By ETX Studio | 23 March 2022

PARIS: Hyvia, a joint venture between the Renault group and Plug Power, dedicated exclusively to the development of hydrogen mobility solutions, has just inaugurated its first plant at the Flins Refactory in France's Yvelines region.

This is a fundamental step in the development of Renault's strategy, which aims to produce more and more hydrogen-powered models in the future.

The first assembled fuel cell modules will be used to power the Renault Master H2-Tech, an electric van powered with green hydrogen that is expected to be available later this year.

By the end of 2022, Hyvia plans to reach a production capacity of 1,000 units per year of 30kW fuel cells.

A fuel cell combines air and hydrogen to generate electrical power.

This fuel cell consists of a negative and a positive electrode, separated by a polymer membrane.

The result is a flow of electricity that supplies both the 33kWh battery and the 57kW electric motor.

On the other side, pure water comes out. For the record, a single fuel cell consists of nearly 450 components.

The hydrogen component of the company's "Renaulution" began in 2021, with the unveiling of a prototype electric van powered by green hydrogen, obtained from water electrolysis using renewable electricity.

A production version, intended primarily for companies and local authorities, should be available this year. Renault is also due to unveil a new hydrogen-powered concept car in May 2022. This could be the first production model of its kind.

Keep in mind that a hydrogen car can travel long distances without producing the slightest amount of CO2 emissions, as the vehicle only emits water.

In addition, it only takes a few minutes to fill up the car, unlike with the charging of an electric car.

Toyota, Honda and Hyundai are pioneers in this field.

In France, Renault is not the only one involved in this technology.

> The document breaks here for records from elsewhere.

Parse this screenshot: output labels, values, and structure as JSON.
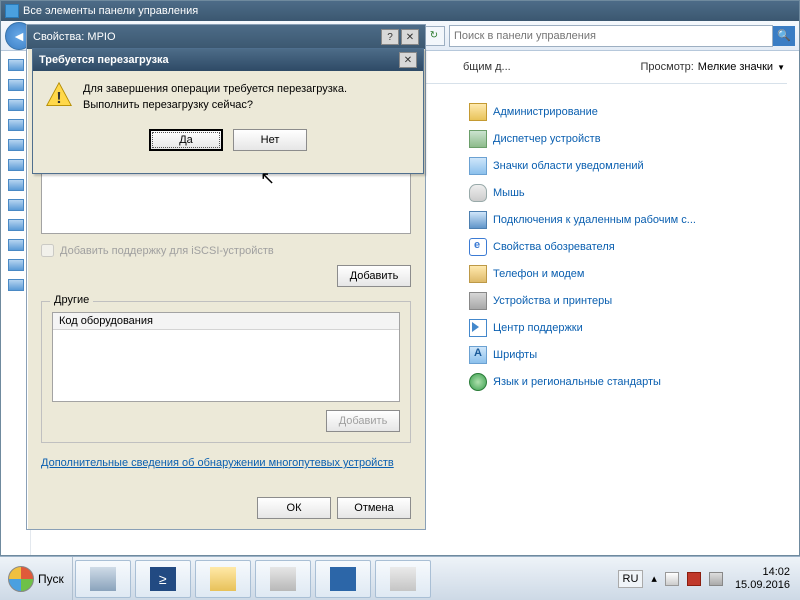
{
  "explorer": {
    "title": "Все элементы панели управления",
    "search_placeholder": "Поиск в панели управления",
    "truncated_item": "бщим д...",
    "view_label": "Просмотр:",
    "view_value": "Мелкие значки",
    "items": [
      "Администрирование",
      "Диспетчер устройств",
      "Значки области уведомлений",
      "Мышь",
      "Подключения к удаленным рабочим с...",
      "Свойства обозревателя",
      "Телефон и модем",
      "Устройства и принтеры",
      "Центр поддержки",
      "Шрифты",
      "Язык и региональные стандарты"
    ]
  },
  "mpio": {
    "title": "Свойства: MPIO",
    "chk_label": "Добавить поддержку для iSCSI-устройств",
    "add_btn": "Добавить",
    "group_title": "Другие",
    "hw_code_header": "Код оборудования",
    "add_btn2": "Добавить",
    "link": "Дополнительные сведения об обнаружении многопутевых устройств",
    "ok_btn": "ОК",
    "cancel_btn": "Отмена"
  },
  "confirm": {
    "title": "Требуется перезагрузка",
    "line1": "Для завершения операции требуется перезагрузка.",
    "line2": "Выполнить перезагрузку сейчас?",
    "yes": "Да",
    "no": "Нет"
  },
  "taskbar": {
    "start": "Пуск",
    "lang": "RU",
    "time": "14:02",
    "date": "15.09.2016"
  }
}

Stellantis, via Citroën, Peugeot and Opel, has also already presented several models, but only commercial vehicles for the moment.